All three of the main U.S. gauges slid in early trading, with industrial shares among the worst performers after declines in Asia and Europe triggered by reports that the mystery respiratory virus originating in China was spreading faster than expected and over greater distances.
Major currencies are continuing to trade in a rather subdued manner today and may yet carry on later in North American trading, as we observe a long weekend in the US. Liquidity conditions are expected to stay thin and with Wall Street not offering any direction for investors to latch onto, trading sentiment remains rather indecisive to start the week. The pound has been the notable mover so far in the European morning but it isn't too big a move as the currency stays pressured ahead of the BOE meeting next week. Meanwhile, European stocks are more mixed with some slight weakness but are keeping near flat levels overall.

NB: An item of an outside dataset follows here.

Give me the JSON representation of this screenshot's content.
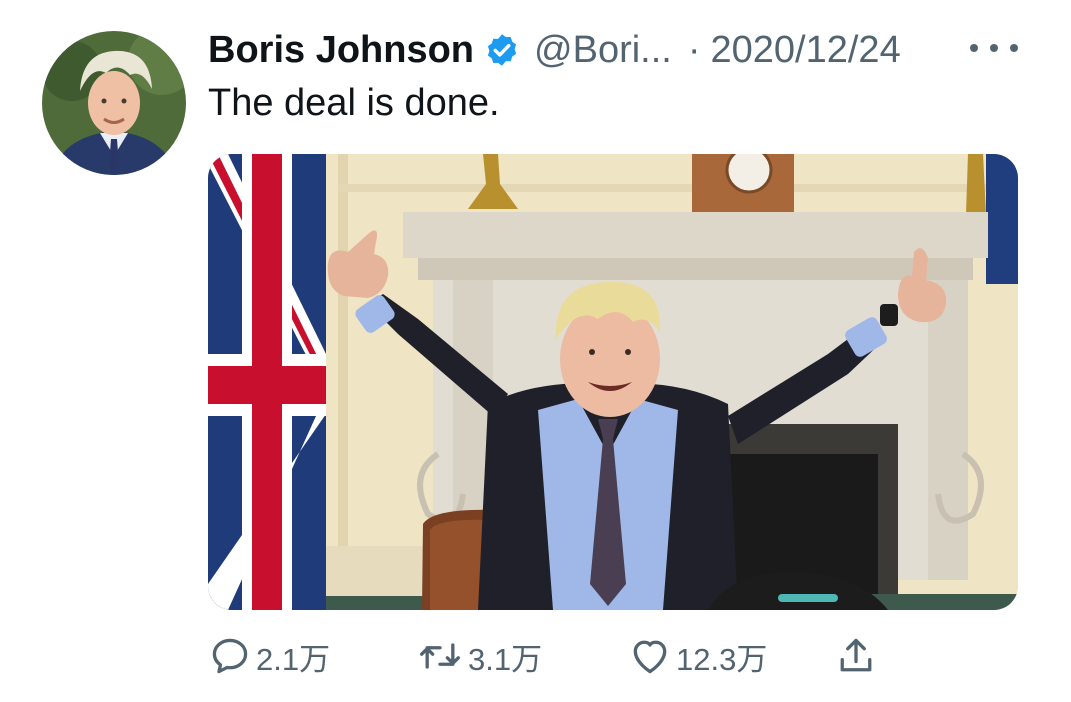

Yesterday, USDCAD held an uneventful 1.3030 – 1.3055 range. The pairing has been non-trending this week within a very narrow 1.3030 – 1.3080 range after having traded between 1.2958 (near 15 month lows) and 1.3105 last week. The EUR, GBP, and AUD are marginally lower today while the USD and JPY are marginally higher. U.S. second tier economic data was generally weaker than expected although there was very little reaction in the markets. USDCAD tested weekly support overnight before climbing to 1.3060 this morning. After the data releases the rate dropped to 1.3040 before climbing to 1.3068. The pairing has since moved lower to 1.3055.